DATA SHOWN:
┄┄┄┄┄┄

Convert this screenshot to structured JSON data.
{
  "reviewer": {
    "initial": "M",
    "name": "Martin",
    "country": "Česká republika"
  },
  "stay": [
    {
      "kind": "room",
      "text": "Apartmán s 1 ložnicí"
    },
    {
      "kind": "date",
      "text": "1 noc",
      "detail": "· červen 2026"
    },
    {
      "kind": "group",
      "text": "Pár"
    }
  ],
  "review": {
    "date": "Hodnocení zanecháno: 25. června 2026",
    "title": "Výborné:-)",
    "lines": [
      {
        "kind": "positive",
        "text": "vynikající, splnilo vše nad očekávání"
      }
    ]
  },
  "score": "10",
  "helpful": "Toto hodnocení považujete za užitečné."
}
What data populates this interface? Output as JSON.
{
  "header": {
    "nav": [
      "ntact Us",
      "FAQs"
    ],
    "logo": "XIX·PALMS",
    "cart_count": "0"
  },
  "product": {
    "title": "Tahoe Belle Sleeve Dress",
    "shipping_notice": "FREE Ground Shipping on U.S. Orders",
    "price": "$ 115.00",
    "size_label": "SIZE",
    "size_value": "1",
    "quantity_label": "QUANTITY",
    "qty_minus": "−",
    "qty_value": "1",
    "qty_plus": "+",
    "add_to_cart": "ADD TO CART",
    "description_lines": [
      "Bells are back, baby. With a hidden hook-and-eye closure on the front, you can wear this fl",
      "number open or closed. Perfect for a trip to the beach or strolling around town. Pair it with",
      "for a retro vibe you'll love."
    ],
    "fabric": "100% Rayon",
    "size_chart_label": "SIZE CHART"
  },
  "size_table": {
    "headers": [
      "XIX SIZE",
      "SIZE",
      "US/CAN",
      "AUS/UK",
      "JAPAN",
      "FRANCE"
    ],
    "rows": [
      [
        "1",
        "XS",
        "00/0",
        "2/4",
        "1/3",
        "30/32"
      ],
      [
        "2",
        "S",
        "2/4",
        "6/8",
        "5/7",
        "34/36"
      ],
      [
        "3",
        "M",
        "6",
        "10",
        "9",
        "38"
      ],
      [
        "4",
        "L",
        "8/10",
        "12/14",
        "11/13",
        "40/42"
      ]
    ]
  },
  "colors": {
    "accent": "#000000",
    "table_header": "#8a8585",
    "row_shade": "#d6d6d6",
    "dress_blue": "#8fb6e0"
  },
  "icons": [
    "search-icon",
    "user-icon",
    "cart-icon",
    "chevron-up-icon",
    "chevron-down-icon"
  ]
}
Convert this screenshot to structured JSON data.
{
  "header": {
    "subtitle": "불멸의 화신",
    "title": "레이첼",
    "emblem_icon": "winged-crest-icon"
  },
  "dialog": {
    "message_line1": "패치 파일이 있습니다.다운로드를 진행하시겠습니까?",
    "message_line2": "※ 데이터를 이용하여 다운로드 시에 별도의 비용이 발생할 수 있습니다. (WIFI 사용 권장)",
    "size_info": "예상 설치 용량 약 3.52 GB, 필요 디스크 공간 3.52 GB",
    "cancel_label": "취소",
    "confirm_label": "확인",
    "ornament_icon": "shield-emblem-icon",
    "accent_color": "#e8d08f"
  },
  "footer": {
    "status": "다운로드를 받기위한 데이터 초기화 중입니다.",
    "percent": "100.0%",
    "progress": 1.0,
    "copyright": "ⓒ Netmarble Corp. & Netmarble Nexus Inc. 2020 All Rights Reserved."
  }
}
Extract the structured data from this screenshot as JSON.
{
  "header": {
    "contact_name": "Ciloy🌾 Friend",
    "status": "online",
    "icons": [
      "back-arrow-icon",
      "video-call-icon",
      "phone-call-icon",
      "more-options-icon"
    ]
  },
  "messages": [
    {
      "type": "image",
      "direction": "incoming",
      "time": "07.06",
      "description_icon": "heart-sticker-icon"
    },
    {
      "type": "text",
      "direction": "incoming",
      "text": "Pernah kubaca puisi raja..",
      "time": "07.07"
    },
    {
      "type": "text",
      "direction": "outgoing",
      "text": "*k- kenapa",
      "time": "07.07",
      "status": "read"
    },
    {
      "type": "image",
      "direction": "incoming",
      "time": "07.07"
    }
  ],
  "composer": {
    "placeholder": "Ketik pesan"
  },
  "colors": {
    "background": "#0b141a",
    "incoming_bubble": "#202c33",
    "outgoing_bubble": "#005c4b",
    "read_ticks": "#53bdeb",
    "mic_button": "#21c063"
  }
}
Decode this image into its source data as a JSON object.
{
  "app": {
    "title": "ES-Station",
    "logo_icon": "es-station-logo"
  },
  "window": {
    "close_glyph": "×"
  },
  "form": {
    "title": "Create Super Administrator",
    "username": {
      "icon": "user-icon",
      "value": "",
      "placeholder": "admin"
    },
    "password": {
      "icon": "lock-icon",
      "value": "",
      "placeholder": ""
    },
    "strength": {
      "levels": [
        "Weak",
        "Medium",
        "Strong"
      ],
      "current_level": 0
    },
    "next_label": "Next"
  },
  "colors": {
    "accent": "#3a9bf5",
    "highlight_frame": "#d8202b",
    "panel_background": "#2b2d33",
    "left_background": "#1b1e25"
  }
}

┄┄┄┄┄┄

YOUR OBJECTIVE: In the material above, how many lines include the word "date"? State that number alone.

WRITTEN ANSWER: 2